The kids stay in these facilities until they can be placed in a stable home somewhere in the United States, ideally with relatives.

Once they are placed with a family, they can go about their lives, which includes going to school and making friends in their new community. Meanwhile, immigration judges will go over their cases and decide whether the kids can stay in the United States. The process can take months, or even years. Currently, the average time for cases in immigration court is 587 days.

What is Governor Patrick proposing?

In order to help alleviate the overcrowding at existing federal facilities, the governor has suggested housing up to 1,000 young asylum-seekers at one of two sites in Massachusetts. Specifically, Patrick is targeting either Westover Air Reserve Base in Chicopee or Camp Edwards in Barnstable County.


The kids would be kept in these locations until they can be placed with a suitable family (not necessarily in Massachusetts). That process can take up to four months, though the average amount of time is closer to 35 days.

Would the kids be free to move around?

No. They won’t attend Massachusetts schools or eat in Massachusetts restaurants. They’ll be kept on the grounds of the facility where they’re being held.

How much would it cost the state?

Little or nothing. If the federal government decides to use one of these sites, it will be fully responsible for the cost and maintenance of that facility.

Are any other states doing this?

Thus far, Massachusetts is the only state that has expressed a willingness to house these unauthorized kids and identified potential sites.

Several other governors have said they’re open to the prospect of sites in their states, including the governors of Rhode Island and Vermont. Also, there are individual cities, including Los Angeles and Syracuse, N.Y., that are developing proposals.

At the same time, some governors have rejected the idea of housing young asylum-seekers. Maryland Governor Martin O’Malley, a Democrat who has critized deportation efforts, has opposed a proposal in his state, saying that he fears a backlash from local communities.

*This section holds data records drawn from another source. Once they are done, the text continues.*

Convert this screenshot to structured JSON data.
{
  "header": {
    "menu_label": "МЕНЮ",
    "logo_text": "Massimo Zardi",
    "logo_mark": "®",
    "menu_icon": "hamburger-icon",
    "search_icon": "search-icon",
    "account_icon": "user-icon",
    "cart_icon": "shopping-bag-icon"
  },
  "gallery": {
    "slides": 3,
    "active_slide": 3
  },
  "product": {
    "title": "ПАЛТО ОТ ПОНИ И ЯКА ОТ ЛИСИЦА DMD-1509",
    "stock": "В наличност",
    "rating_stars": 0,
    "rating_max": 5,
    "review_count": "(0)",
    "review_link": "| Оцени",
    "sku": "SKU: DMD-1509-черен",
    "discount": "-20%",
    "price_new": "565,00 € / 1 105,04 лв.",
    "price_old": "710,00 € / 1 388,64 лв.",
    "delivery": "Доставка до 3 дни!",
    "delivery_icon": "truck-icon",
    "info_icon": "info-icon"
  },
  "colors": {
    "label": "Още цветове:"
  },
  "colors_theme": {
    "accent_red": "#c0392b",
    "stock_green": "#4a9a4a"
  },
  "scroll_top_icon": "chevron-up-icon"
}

Should Patrick fear a backlash?

Whether he should fear it or not, there does seem to be a backlash. The mayor of Chicopee has come out against the proposal, as have many of the residents in Bourne. House minority leader Bradley H. Jones, who is skeptical of the plan, hosted a “Summit on the Influx of Immigration Detainees” recently at the State House.

Virtually every aspect of this issue has become controversial: not just where to house these kids but even whether to refer to them as asylum-seekers or illegal immigrants. Some of these broader questions don’t have clear answers. But some of the technical questions do.

In particular, if the federal government decides to house kids here in Massachusetts, it looks like the cost to the state will be minimal, kids will remain confined to a secure facility, and at most the foreign-born population of Massachusetts will increase by 0.1 percent.

More immigration coverage:

Near US-Mexico border, search for the unforgetten

Joanna Weiss: The myths of illegal immigration

Joan Vennochi: Patrick’s immigrant plan doesn’t add up

Evan Horowitz digs through data to find information that illuminates the policy issues facing Massachusetts and the United States. He can be reached at Follow him on Twitter @GlobeHorowitz